Vic Fangio: Draft process will be tested this year

Former Chicago Bears defensive coordinator and current Denver Broncos head coach Vic Fangio has long been known as an old-school coach who brings a tough and grizzled approach to the locker room.

He's also an old-school talent evaluator who said the disruption to the 2020 NFL Draft process caused by the COVID-19 outbreak will test the scouting adage that suggests a prospect's college tape is the majority of his final grade.

“I think every year you hear people say — scouts and coaches and personnel people — that 90 percent of the evaluation is off the tape,” Fangio said during a conference call with reporters on March 31. “The other 10 percent is the combine and pro days and all the other stuff that goes on with it. This is the year it will really be tested.

“A lot of times you can guess how fast a guy runs generally speaking. It’s more important what the tape is. That’s what everybody says. This will be the year that it is really put to the test."

With team headquarters closed around the league, front offices can't hold prospect visits or workouts at their facility. Similarly, teams can't put prospects through medical re-checks to finalize their 2020 draft grade. There are going to be uncomfortable leaps of faith taken by general managers this year.

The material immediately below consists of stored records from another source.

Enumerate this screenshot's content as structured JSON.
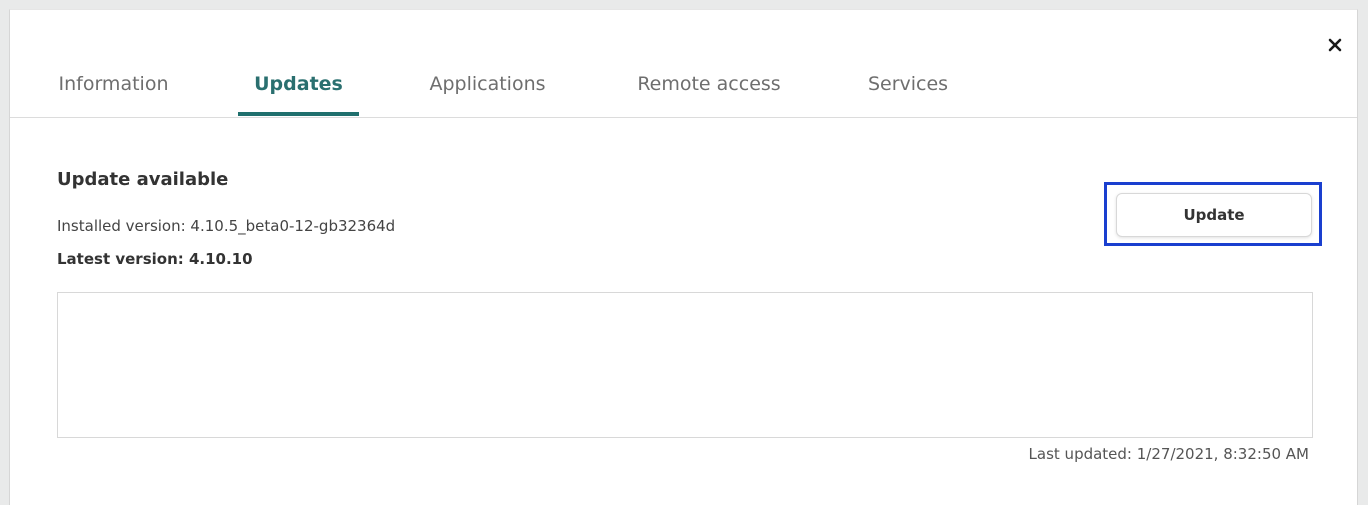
{
  "dialog": {
    "close_icon": "close-icon"
  },
  "tabs": [
    {
      "label": "Information",
      "active": false
    },
    {
      "label": "Updates",
      "active": true
    },
    {
      "label": "Applications",
      "active": false
    },
    {
      "label": "Remote access",
      "active": false
    },
    {
      "label": "Services",
      "active": false
    }
  ],
  "updates": {
    "title": "Update available",
    "installed_version": "Installed version: 4.10.5_beta0-12-gb32364d",
    "latest_version": "Latest version: 4.10.10",
    "update_button_label": "Update",
    "log_text": "",
    "last_updated": "Last updated: 1/27/2021, 8:32:50 AM"
  },
  "colors": {
    "accent": "#1f6f6d",
    "highlight_border": "#1a3fcf"
  }
}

But as Fangio said, it's mostly about the tape anyway. At least, that's what the NFL wants you to believe.